• ACTION ITEM: Nothing but the lines from the one showing "What's the underlying" through the final line of the data below belongs in the answer, duplicated exactly and without pictures.

Records from a collection
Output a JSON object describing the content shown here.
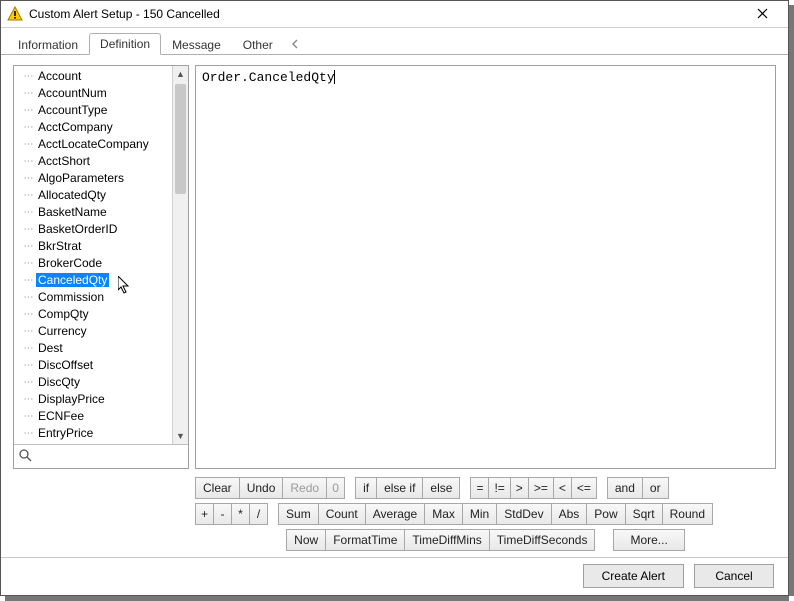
{
  "window": {
    "title": "Custom Alert Setup - 150 Cancelled"
  },
  "tabs": {
    "items": [
      "Information",
      "Definition",
      "Message",
      "Other"
    ],
    "active": 1
  },
  "tree": {
    "items": [
      "Account",
      "AccountNum",
      "AccountType",
      "AcctCompany",
      "AcctLocateCompany",
      "AcctShort",
      "AlgoParameters",
      "AllocatedQty",
      "BasketName",
      "BasketOrderID",
      "BkrStrat",
      "BrokerCode",
      "CanceledQty",
      "Commission",
      "CompQty",
      "Currency",
      "Dest",
      "DiscOffset",
      "DiscQty",
      "DisplayPrice",
      "ECNFee",
      "EntryPrice"
    ],
    "selected": "CanceledQty"
  },
  "search": {
    "placeholder": ""
  },
  "editor": {
    "text": "Order.CanceledQty"
  },
  "buttons": {
    "row1": {
      "clear": "Clear",
      "undo": "Undo",
      "redo": "Redo",
      "redo_count": "0",
      "if": "if",
      "elseif": "else if",
      "else": "else",
      "eq": "=",
      "neq": "!=",
      "gt": ">",
      "gte": ">=",
      "lt": "<",
      "lte": "<=",
      "and": "and",
      "or": "or"
    },
    "row2": {
      "plus": "+",
      "minus": "-",
      "mul": "*",
      "div": "/",
      "sum": "Sum",
      "count": "Count",
      "avg": "Average",
      "max": "Max",
      "min": "Min",
      "stddev": "StdDev",
      "abs": "Abs",
      "pow": "Pow",
      "sqrt": "Sqrt",
      "round": "Round"
    },
    "row3": {
      "now": "Now",
      "formattime": "FormatTime",
      "timedm": "TimeDiffMins",
      "timeds": "TimeDiffSeconds",
      "more": "More..."
    }
  },
  "footer": {
    "create": "Create Alert",
    "cancel": "Cancel"
  }
}
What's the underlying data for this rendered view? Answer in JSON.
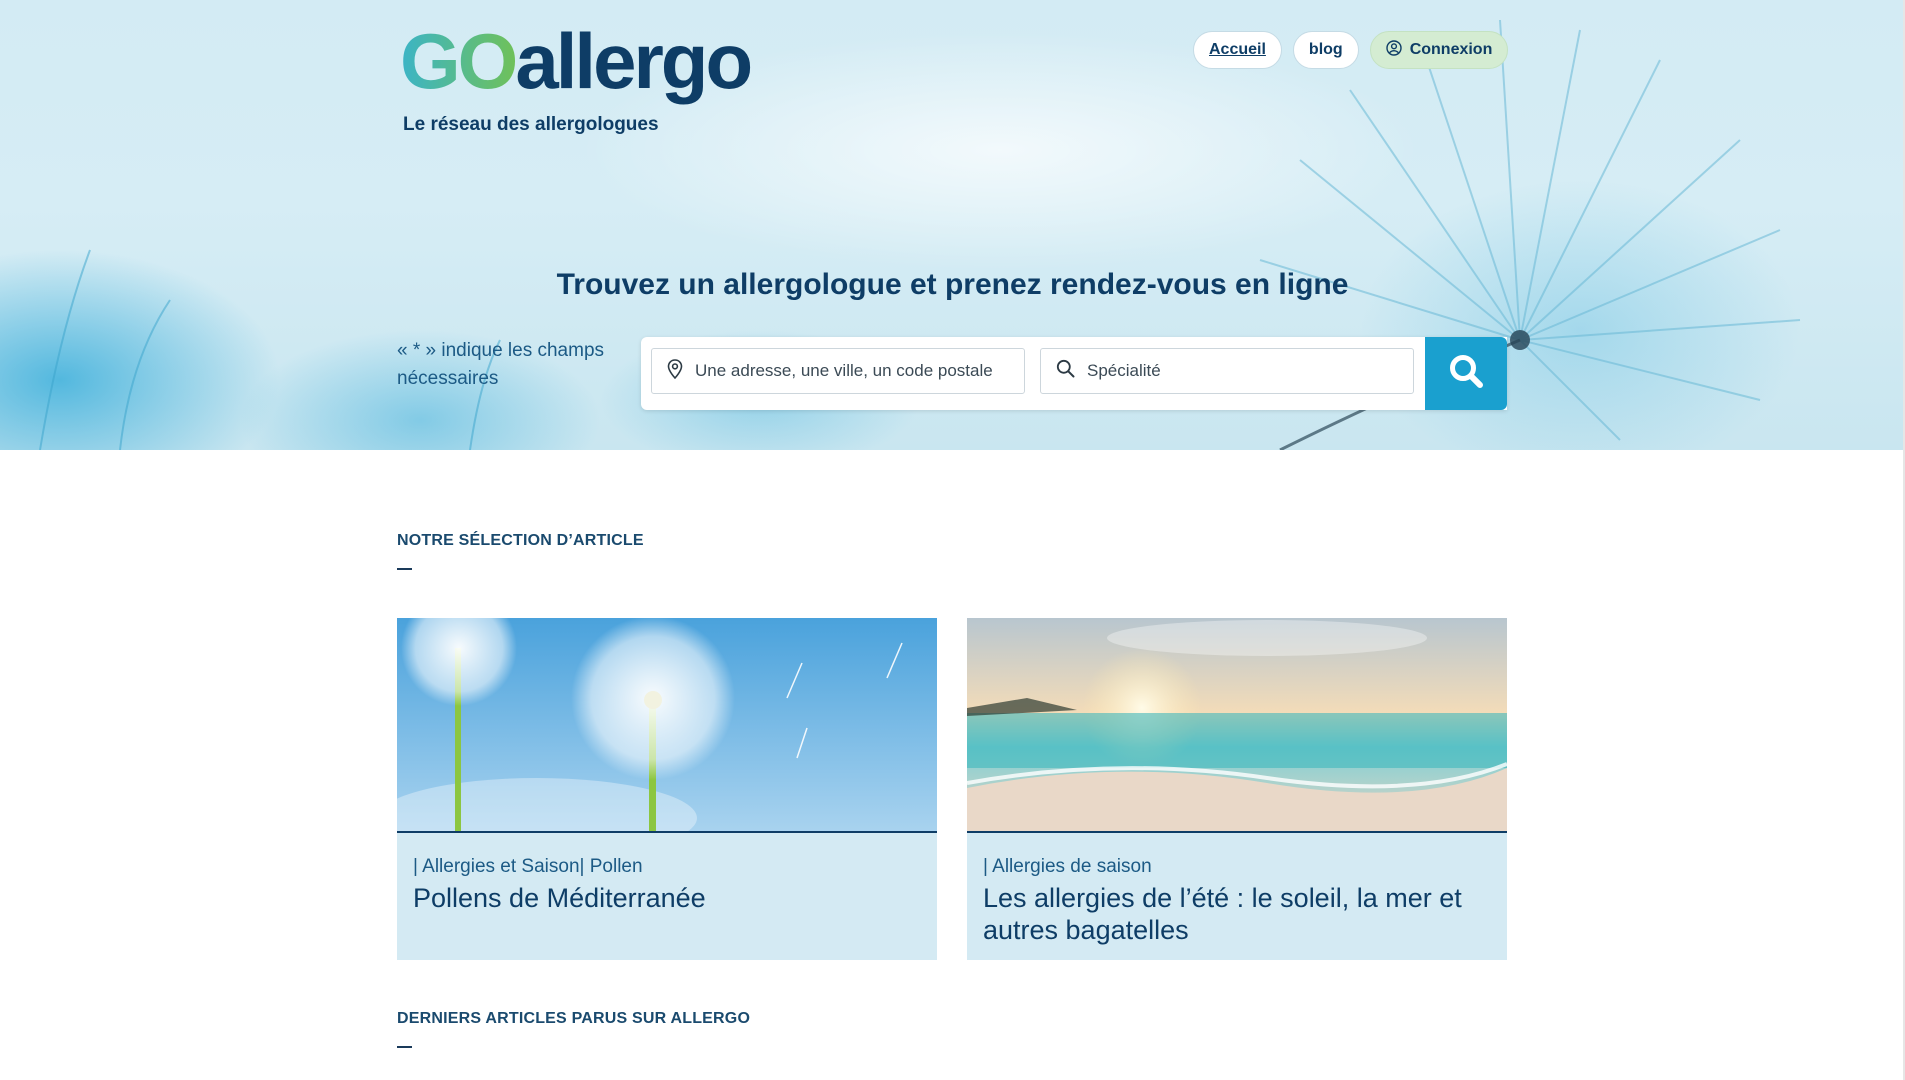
{
  "brand": {
    "logo_go": "GO",
    "logo_allergo": "allergo",
    "tagline": "Le réseau des allergologues"
  },
  "nav": {
    "home": "Accueil",
    "blog": "blog",
    "login": "Connexion"
  },
  "hero": {
    "title": "Trouvez un allergologue et prenez rendez-vous en ligne",
    "required_hint": "« * » indique les champs nécessaires"
  },
  "search": {
    "address_placeholder": "Une adresse, une ville, un code postale",
    "specialty_placeholder": "Spécialité"
  },
  "selection": {
    "heading": "NOTRE SÉLECTION D’ARTICLE",
    "articles": [
      {
        "category": "| Allergies et Saison| Pollen",
        "title": "Pollens de Méditerranée",
        "image": "dandelion-photo"
      },
      {
        "category": "| Allergies de saison",
        "title": "Les allergies de l’été : le soleil, la mer et autres bagatelles",
        "image": "beach-sunset-photo"
      }
    ]
  },
  "latest": {
    "heading": "DERNIERS ARTICLES PARUS SUR ALLERGO"
  },
  "colors": {
    "brand_navy": "#0e3d66",
    "search_button": "#1aa0cf",
    "card_bg": "#d4eaf3",
    "login_bg": "#d4ecd2"
  }
}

• EXERCISE OUTPUT:
What's the underlying data for this rendered view? Answer in JSON.
{
  "brand": {
    "logo_go": "GO",
    "logo_allergo": "allergo",
    "tagline": "Le réseau des allergologues"
  },
  "nav": {
    "home": "Accueil",
    "blog": "blog",
    "login": "Connexion"
  },
  "hero": {
    "title": "Trouvez un allergologue et prenez rendez-vous en ligne",
    "required_hint": "« * » indique les champs nécessaires"
  },
  "search": {
    "address_placeholder": "Une adresse, une ville, un code postale",
    "specialty_placeholder": "Spécialité"
  },
  "selection": {
    "heading": "NOTRE SÉLECTION D’ARTICLE",
    "articles": [
      {
        "category": "| Allergies et Saison| Pollen",
        "title": "Pollens de Méditerranée",
        "image": "dandelion-photo"
      },
      {
        "category": "| Allergies de saison",
        "title": "Les allergies de l’été : le soleil, la mer et autres bagatelles",
        "image": "beach-sunset-photo"
      }
    ]
  },
  "latest": {
    "heading": "DERNIERS ARTICLES PARUS SUR ALLERGO"
  },
  "colors": {
    "brand_navy": "#0e3d66",
    "search_button": "#1aa0cf",
    "card_bg": "#d4eaf3",
    "login_bg": "#d4ecd2"
  }
}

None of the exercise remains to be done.